FIFA will allow Brazilians over 65 to attend World Cup matches for half price at the 2014 finals, its secretary general Jerome Valcke said in an interview, clearing one obstacle to an agreement with Brazil's government over rules for the event.
Brazil's President Dilma Rousseff held talks with Valcke during her visit to Europe this month and, according to media reports, told him that her government could not agree to FIFA's request for full-price tickets for elderly people.
The right to half-price tickets for people over 65 years old is enshrined in Brazilian law.
"We won't say that we are above laws and regulations. When President Rousseff says there is a law to protect people over 65 years old, I say to her we don't want this changed," Valcke told Folha de Sao Paulo newspaper in an interview published today.
"But at the same time we want to be certain that we don't have lots of different communities having access to half-price tickets, whether they are blood donors, students, ex-players and so on."
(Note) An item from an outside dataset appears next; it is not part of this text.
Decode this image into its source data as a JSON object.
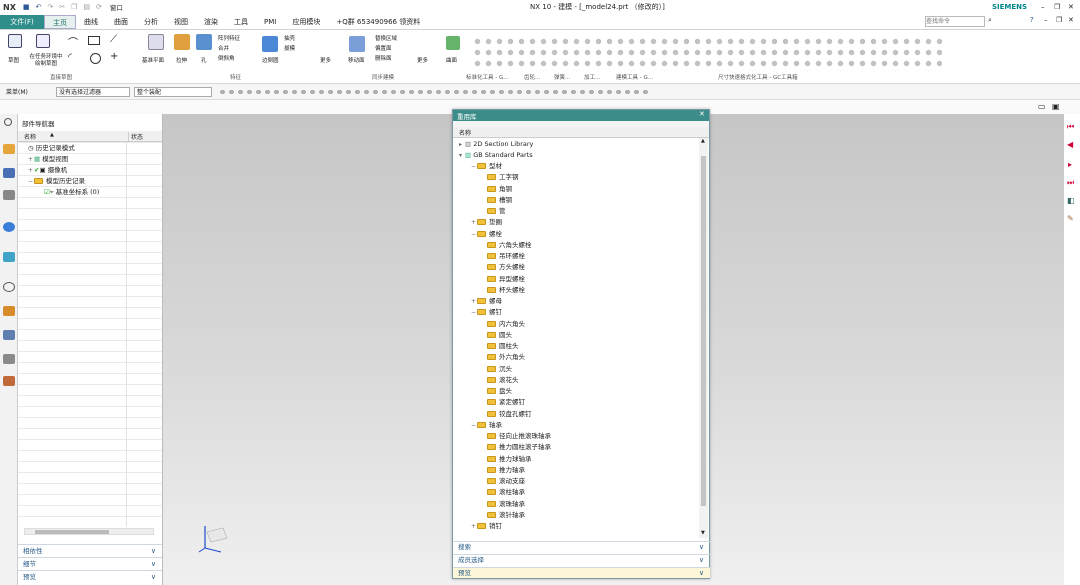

FIFA's request that half-price rights be overruled for the World Cup has sparked a backlash in Congress, which must pass the legislation setting financial and legal rules for the global showpiece. In addition to ticket prices, the law covers trademark protection, the sale of alcohol in stadiums and television rights.
Former Brazilian international Romario, who is now a federal congressman, has said that FIFA must not be allowed to dictate changes to Brazilian law for the event.
Romario and other lawmakers are also calling on the government to stand up for students' rights to half-price tickets, saying it is a matter of Brazilian sovereignty and that FIFA must accept the hit to its profits.
Valcke said in the interview that he would visit Brazil next week to continue talks on the law and would return in November with FIFA President Sepp Blatter to "finalize everything."